One of the first tracks Bridges laid down was a tribute to his mother, Lisa Sawyer. “I didn’t write it. I wrote it, but…”
“You feel like she wrote it?”
“When you wrote songs, would you sing them for your Mom?”
“The funny thing about that, no!” Bridges said. “She found out because I was at the house with my friend. And she was like, ‘Show your Mom that song you wrote about her.’ And I was, like, pull out the guitar, started playing it. My mom burst into tears.”
When Bridges landed a recording contract, he surprised her again – by paying off her house.
“I just texted her, ‘I’m gonna pay your house off!!!'”
“You texted her that you were –”
“Yeah. Didn’t call her!” he laughed.
“Coming Home,” Bridges’ debut, hit #6 on the Billboard album chart. And his song “River” was featured prominently in an episode of the HBO series, “Big Little Lies.”
His retro soul groove got him compared to the great Sam Cooke – and his wardrobe can feel as vintage as his sound. Bridges likes to scavenge for outfits in shops like Dolly Python’s in Dallas.
He said, “As long as you rock it with the right outfit, anybody can wear a hat!”
And musically he wanted try on different hats.
For his follow-up album, “Good Thing,” he said, “I wanted to show people that I can do the retro soul thing, and I’m also capable of anything – make a country song.”
The album “Good Thing” climbed even higher than Bridges’ debut, hitting #3.
Back home in Fort Worth, friends Brandon Marcel and Zeus Hamilton aren’t surprised by Bridges’ success. They’ve also watched him grow musically.
Mason asked, “Is he a different performer now than when you first went into the studio with him, do you think?”
“Oh yeah, totally. Ten times,” said Marcel.
“It surprises me every time, man,” said Hamilton.
What’s different? “It’s cool, ’cause he incorporates a little bit of home. Only we know what’s goin’ on!” Hamilton laughed.
And Leon Bridges is no longer shy about his talent.
When Mason asked, “What do you want from this now?” Bridges replied, “I don’t think I’ve figured that out yet. But I just want to prove to the world that I’m a great musician.”
To hear Leon Bridges perform “Bet Ain’t Worth the Hand,” from his album “Good Thing,” click on the player below.
For more info:
- leonbridges.com | Tour Info
- “Good Thing” by Leon Bridges (Columbia), available on CD (Amazon, Barnes & Noble), Vinyl (Amazon, Barnes & Noble), and streaming (Amazon, Apple Music, Spotify)

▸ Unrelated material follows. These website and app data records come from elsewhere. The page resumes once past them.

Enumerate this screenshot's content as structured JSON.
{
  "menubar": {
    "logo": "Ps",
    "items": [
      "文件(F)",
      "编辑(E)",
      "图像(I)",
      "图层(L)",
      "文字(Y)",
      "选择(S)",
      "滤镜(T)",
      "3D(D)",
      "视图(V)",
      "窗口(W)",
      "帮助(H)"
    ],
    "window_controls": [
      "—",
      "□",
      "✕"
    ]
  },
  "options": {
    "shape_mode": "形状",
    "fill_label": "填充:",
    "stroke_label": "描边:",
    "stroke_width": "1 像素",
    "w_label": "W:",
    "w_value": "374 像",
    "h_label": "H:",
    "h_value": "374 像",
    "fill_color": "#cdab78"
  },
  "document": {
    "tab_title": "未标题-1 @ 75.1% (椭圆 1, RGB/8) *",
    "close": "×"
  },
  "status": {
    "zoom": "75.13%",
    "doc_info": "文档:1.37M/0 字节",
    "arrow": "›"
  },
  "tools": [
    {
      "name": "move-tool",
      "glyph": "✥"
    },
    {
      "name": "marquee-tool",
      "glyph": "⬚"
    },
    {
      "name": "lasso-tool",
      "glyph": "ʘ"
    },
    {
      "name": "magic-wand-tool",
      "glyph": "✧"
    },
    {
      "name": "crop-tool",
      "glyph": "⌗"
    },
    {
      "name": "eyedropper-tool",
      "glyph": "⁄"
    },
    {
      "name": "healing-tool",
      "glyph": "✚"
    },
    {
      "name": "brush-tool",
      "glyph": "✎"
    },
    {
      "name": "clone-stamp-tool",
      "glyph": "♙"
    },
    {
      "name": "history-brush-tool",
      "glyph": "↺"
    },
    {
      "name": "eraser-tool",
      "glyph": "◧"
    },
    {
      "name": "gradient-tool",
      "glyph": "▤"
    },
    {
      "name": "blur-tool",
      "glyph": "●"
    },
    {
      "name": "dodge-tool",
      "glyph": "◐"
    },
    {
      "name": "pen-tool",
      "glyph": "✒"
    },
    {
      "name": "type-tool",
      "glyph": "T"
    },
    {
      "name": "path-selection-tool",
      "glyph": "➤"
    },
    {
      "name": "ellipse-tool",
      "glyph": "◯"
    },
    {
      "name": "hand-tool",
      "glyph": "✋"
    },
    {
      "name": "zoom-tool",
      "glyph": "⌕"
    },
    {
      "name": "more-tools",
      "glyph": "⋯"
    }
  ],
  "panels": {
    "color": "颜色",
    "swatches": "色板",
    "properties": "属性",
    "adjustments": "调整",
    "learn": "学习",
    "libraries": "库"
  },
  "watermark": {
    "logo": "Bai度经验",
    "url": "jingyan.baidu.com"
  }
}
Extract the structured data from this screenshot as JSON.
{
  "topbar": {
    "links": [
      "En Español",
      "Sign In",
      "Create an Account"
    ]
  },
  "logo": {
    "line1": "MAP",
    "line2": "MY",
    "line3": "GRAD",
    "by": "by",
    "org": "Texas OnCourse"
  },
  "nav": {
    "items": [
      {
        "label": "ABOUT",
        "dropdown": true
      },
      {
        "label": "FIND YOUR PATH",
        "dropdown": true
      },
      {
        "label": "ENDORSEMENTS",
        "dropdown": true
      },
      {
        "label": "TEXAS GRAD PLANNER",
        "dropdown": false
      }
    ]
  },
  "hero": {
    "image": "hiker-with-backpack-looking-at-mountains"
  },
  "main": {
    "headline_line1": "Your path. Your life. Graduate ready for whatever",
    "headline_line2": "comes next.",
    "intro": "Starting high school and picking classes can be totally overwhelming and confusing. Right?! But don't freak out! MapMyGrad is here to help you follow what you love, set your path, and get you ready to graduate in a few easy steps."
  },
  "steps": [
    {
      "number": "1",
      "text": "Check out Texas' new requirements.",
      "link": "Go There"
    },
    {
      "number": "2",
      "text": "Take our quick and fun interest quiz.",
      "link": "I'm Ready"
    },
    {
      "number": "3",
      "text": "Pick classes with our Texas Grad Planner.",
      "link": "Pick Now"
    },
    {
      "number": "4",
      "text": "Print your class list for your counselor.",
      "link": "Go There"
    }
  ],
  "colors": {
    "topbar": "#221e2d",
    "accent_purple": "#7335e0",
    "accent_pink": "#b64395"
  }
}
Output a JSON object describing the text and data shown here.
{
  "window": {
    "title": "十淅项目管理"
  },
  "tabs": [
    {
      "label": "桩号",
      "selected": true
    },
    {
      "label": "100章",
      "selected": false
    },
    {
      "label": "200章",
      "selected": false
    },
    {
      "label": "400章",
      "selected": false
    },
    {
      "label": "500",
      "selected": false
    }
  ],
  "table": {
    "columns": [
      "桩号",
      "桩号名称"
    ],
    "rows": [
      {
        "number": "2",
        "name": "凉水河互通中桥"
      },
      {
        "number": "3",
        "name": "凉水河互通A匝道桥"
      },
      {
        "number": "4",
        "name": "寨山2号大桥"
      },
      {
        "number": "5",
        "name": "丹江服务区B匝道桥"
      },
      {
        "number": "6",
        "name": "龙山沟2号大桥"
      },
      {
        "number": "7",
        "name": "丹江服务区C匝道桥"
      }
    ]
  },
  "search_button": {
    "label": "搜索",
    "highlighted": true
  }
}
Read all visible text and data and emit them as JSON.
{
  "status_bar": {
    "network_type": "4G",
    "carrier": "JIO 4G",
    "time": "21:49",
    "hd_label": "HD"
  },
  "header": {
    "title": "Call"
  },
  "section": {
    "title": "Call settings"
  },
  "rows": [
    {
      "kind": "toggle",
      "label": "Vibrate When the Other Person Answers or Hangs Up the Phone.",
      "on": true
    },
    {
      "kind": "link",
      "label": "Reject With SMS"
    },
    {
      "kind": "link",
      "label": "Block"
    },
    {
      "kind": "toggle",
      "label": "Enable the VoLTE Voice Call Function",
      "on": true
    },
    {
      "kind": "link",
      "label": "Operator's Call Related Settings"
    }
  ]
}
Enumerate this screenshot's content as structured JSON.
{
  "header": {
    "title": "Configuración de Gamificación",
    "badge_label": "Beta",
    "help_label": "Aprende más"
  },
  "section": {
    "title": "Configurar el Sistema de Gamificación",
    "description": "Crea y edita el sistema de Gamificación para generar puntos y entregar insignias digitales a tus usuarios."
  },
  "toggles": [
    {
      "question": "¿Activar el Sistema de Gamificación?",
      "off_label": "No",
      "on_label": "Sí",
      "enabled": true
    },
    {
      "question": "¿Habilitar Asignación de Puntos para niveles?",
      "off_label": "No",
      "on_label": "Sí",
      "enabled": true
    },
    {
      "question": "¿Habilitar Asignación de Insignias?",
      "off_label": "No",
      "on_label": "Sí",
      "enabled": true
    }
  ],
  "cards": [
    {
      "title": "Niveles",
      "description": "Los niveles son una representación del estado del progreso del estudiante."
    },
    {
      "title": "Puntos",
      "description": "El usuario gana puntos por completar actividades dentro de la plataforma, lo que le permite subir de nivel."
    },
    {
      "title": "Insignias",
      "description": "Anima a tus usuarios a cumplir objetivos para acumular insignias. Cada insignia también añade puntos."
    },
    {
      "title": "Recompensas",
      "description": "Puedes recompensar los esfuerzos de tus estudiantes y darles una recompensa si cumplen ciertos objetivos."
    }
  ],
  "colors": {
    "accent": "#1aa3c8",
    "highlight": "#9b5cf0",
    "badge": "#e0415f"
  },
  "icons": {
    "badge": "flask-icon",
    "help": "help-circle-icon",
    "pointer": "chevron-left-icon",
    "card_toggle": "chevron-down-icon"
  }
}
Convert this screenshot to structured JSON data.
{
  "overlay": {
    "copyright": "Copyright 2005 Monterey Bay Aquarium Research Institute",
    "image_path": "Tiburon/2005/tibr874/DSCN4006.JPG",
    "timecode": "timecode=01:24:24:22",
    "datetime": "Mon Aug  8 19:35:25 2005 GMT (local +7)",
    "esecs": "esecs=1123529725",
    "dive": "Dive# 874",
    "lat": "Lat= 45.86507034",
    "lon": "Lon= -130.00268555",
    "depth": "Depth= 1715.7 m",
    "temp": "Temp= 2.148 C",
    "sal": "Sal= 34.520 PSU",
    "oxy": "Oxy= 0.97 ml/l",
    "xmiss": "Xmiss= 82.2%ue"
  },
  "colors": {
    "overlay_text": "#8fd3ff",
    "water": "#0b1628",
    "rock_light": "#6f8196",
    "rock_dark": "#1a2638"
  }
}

- Follow @LeonBridges on Twitter, Facebook, Instagram and YouTube
- Magnolia Motor Lounge, Fort Worth
- Dolly Python Vintage, Dallas
Story produced by Ramon Parkins.